CT contrast predicts pancreatic cancer treatment response to verteporfin-based photodynamic therapy
Research output: Contribution to journal › Article
Colleges, School and Institutes
The goal of this study was to determine dominant factors affecting treatment response in pancreatic cancer photodynamic therapy (PDT), based on clinically available information in the VERTPAC-01 trial. This trial investigated the safety and efficacy of verteporfin PDT in 15 patients with locally advanced pancreatic adenocarcinoma. CT scans before and after contrast enhancement from the 15 patients in the VERTPAC-01 trial were used to determine venous-phase blood contrast enhancement and this was correlated with necrotic volume determined from post-treatment CT scans, along with estimation of optical absorption in the pancreas for use in light modeling of the PDT treatment. Energy threshold contours yielded estimates for necrotic volume based on this light modeling. Both contrast-derived venous blood content and necrotic volume from light modeling yielded strong correlations with observed necrotic volume (R² = 0.85 and 0.91, respectively). These correlations were much stronger than those obtained by correlating energy delivered versus necrotic volume in the VERTPAC-01 study and in retrospective analysis from a prior clinical study. This demonstrates that contrast CT can provide key surrogate dosimetry information to assess treatment response.
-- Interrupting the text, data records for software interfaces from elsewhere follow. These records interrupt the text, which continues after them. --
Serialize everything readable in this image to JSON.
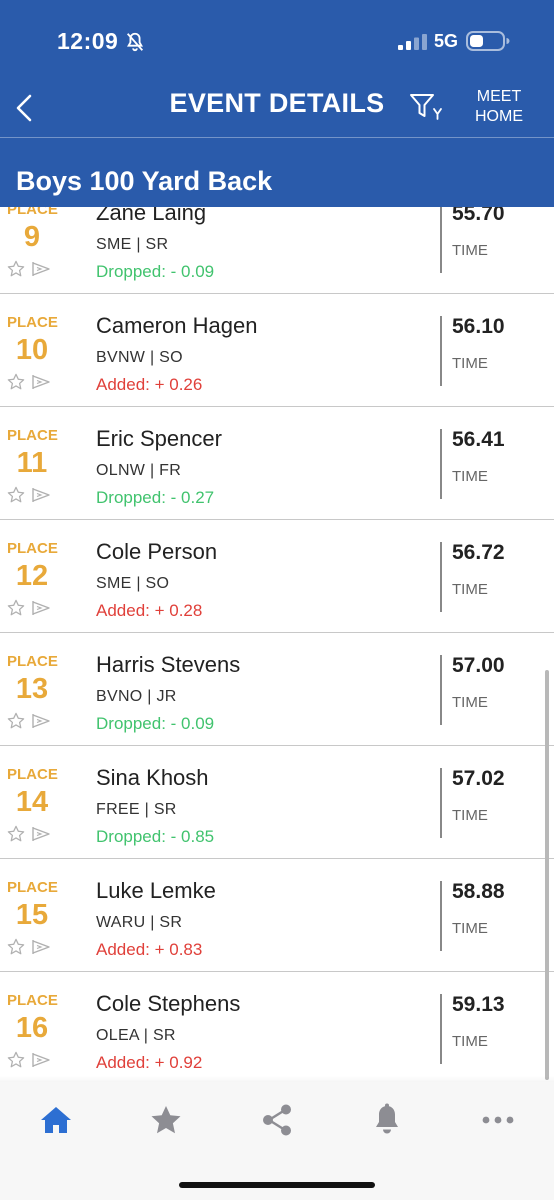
{
  "status_bar": {
    "time": "12:09",
    "network": "5G",
    "icons": [
      "bell-slash-icon",
      "signal-icon",
      "battery-icon"
    ]
  },
  "header": {
    "title": "EVENT DETAILS",
    "meet_home_line1": "MEET",
    "meet_home_line2": "HOME",
    "event_name": "Boys 100 Yard Back",
    "icons": [
      "back-chevron-icon",
      "filter-icon"
    ]
  },
  "labels": {
    "place": "PLACE",
    "time": "TIME"
  },
  "results": [
    {
      "place": "9",
      "name": "Zane Laing",
      "team": "SME | SR",
      "diff": "Dropped: - 0.09",
      "diff_type": "dropped",
      "time": "55.70"
    },
    {
      "place": "10",
      "name": "Cameron Hagen",
      "team": "BVNW | SO",
      "diff": "Added: + 0.26",
      "diff_type": "added",
      "time": "56.10"
    },
    {
      "place": "11",
      "name": "Eric Spencer",
      "team": "OLNW | FR",
      "diff": "Dropped: - 0.27",
      "diff_type": "dropped",
      "time": "56.41"
    },
    {
      "place": "12",
      "name": "Cole Person",
      "team": "SME | SO",
      "diff": "Added: + 0.28",
      "diff_type": "added",
      "time": "56.72"
    },
    {
      "place": "13",
      "name": "Harris Stevens",
      "team": "BVNO | JR",
      "diff": "Dropped: - 0.09",
      "diff_type": "dropped",
      "time": "57.00"
    },
    {
      "place": "14",
      "name": "Sina Khosh",
      "team": "FREE | SR",
      "diff": "Dropped: - 0.85",
      "diff_type": "dropped",
      "time": "57.02"
    },
    {
      "place": "15",
      "name": "Luke Lemke",
      "team": "WARU | SR",
      "diff": "Added: + 0.83",
      "diff_type": "added",
      "time": "58.88"
    },
    {
      "place": "16",
      "name": "Cole Stephens",
      "team": "OLEA | SR",
      "diff": "Added: + 0.92",
      "diff_type": "added",
      "time": "59.13"
    }
  ],
  "bottom_nav": [
    {
      "icon": "home-icon",
      "active": true
    },
    {
      "icon": "star-icon",
      "active": false
    },
    {
      "icon": "share-icon",
      "active": false
    },
    {
      "icon": "bell-icon",
      "active": false
    },
    {
      "icon": "more-icon",
      "active": false
    }
  ],
  "colors": {
    "header_bg": "#2a5bab",
    "place_accent": "#e8a93a",
    "dropped": "#41c36e",
    "added": "#e0403a",
    "nav_active": "#2d6fd2",
    "nav_inactive": "#8d8d93"
  }
}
It also implies that light attenuation is likely the dominant factor in the VERTPAC treatment response, as opposed to other factors such as drug distribution. This study is the first to show that contrast CT provides needed surrogate dosimetry information to predict treatment response in a manner which uses standard-of-care clinical images, rather than invasive dosimetry methods.
|Number of pages||11|
|Journal||Physics in Medicine and Biology|
|Publication status||Published - 21 Apr 2014|
- Adenocarcinoma, Humans, Organs at Risk, Pancreatic Neoplasms, Photochemotherapy, Porphyrins, Tomography, X-Ray Computed, Treatment Outcome